[Dataset rows describing interfaces]
▽

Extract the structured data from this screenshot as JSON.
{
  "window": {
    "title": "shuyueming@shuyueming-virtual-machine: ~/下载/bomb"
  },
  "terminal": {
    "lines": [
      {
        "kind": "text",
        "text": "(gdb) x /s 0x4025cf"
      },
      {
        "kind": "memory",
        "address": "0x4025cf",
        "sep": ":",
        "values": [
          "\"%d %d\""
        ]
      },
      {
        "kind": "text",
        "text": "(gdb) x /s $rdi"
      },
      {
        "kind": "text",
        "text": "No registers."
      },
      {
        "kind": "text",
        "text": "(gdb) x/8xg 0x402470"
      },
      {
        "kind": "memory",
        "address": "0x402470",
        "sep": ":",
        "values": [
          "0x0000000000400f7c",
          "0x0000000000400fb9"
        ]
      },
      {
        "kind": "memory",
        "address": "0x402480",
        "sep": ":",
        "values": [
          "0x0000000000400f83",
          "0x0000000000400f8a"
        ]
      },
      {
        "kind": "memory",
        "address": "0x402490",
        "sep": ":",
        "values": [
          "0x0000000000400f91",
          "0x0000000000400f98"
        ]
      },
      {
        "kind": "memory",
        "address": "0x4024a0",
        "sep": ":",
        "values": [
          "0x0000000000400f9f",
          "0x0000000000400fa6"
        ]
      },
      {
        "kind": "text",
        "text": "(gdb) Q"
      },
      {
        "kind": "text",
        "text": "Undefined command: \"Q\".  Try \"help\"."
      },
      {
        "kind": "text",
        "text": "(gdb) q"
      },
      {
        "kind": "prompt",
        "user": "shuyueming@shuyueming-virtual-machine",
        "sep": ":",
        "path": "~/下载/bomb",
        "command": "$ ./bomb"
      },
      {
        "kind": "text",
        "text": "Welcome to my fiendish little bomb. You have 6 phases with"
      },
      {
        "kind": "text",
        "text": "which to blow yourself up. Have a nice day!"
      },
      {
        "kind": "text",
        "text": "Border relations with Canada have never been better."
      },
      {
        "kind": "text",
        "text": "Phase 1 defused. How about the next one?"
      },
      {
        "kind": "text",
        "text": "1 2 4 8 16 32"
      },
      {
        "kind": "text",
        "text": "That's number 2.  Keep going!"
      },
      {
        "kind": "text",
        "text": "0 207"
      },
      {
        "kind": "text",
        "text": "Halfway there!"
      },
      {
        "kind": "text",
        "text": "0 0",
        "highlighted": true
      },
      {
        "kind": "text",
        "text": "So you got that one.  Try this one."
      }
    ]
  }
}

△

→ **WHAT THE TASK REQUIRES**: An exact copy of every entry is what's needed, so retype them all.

→ **TASK RESULT**:
Extract the structured data from this screenshot as JSON.
{
  "window": {
    "title": "shuyueming@shuyueming-virtual-machine: ~/下载/bomb"
  },
  "terminal": {
    "lines": [
      {
        "kind": "text",
        "text": "(gdb) x /s 0x4025cf"
      },
      {
        "kind": "memory",
        "address": "0x4025cf",
        "sep": ":",
        "values": [
          "\"%d %d\""
        ]
      },
      {
        "kind": "text",
        "text": "(gdb) x /s $rdi"
      },
      {
        "kind": "text",
        "text": "No registers."
      },
      {
        "kind": "text",
        "text": "(gdb) x/8xg 0x402470"
      },
      {
        "kind": "memory",
        "address": "0x402470",
        "sep": ":",
        "values": [
          "0x0000000000400f7c",
          "0x0000000000400fb9"
        ]
      },
      {
        "kind": "memory",
        "address": "0x402480",
        "sep": ":",
        "values": [
          "0x0000000000400f83",
          "0x0000000000400f8a"
        ]
      },
      {
        "kind": "memory",
        "address": "0x402490",
        "sep": ":",
        "values": [
          "0x0000000000400f91",
          "0x0000000000400f98"
        ]
      },
      {
        "kind": "memory",
        "address": "0x4024a0",
        "sep": ":",
        "values": [
          "0x0000000000400f9f",
          "0x0000000000400fa6"
        ]
      },
      {
        "kind": "text",
        "text": "(gdb) Q"
      },
      {
        "kind": "text",
        "text": "Undefined command: \"Q\".  Try \"help\"."
      },
      {
        "kind": "text",
        "text": "(gdb) q"
      },
      {
        "kind": "prompt",
        "user": "shuyueming@shuyueming-virtual-machine",
        "sep": ":",
        "path": "~/下载/bomb",
        "command": "$ ./bomb"
      },
      {
        "kind": "text",
        "text": "Welcome to my fiendish little bomb. You have 6 phases with"
      },
      {
        "kind": "text",
        "text": "which to blow yourself up. Have a nice day!"
      },
      {
        "kind": "text",
        "text": "Border relations with Canada have never been better."
      },
      {
        "kind": "text",
        "text": "Phase 1 defused. How about the next one?"
      },
      {
        "kind": "text",
        "text": "1 2 4 8 16 32"
      },
      {
        "kind": "text",
        "text": "That's number 2.  Keep going!"
      },
      {
        "kind": "text",
        "text": "0 207"
      },
      {
        "kind": "text",
        "text": "Halfway there!"
      },
      {
        "kind": "text",
        "text": "0 0",
        "highlighted": true
      },
      {
        "kind": "text",
        "text": "So you got that one.  Try this one."
      }
    ]
  }
}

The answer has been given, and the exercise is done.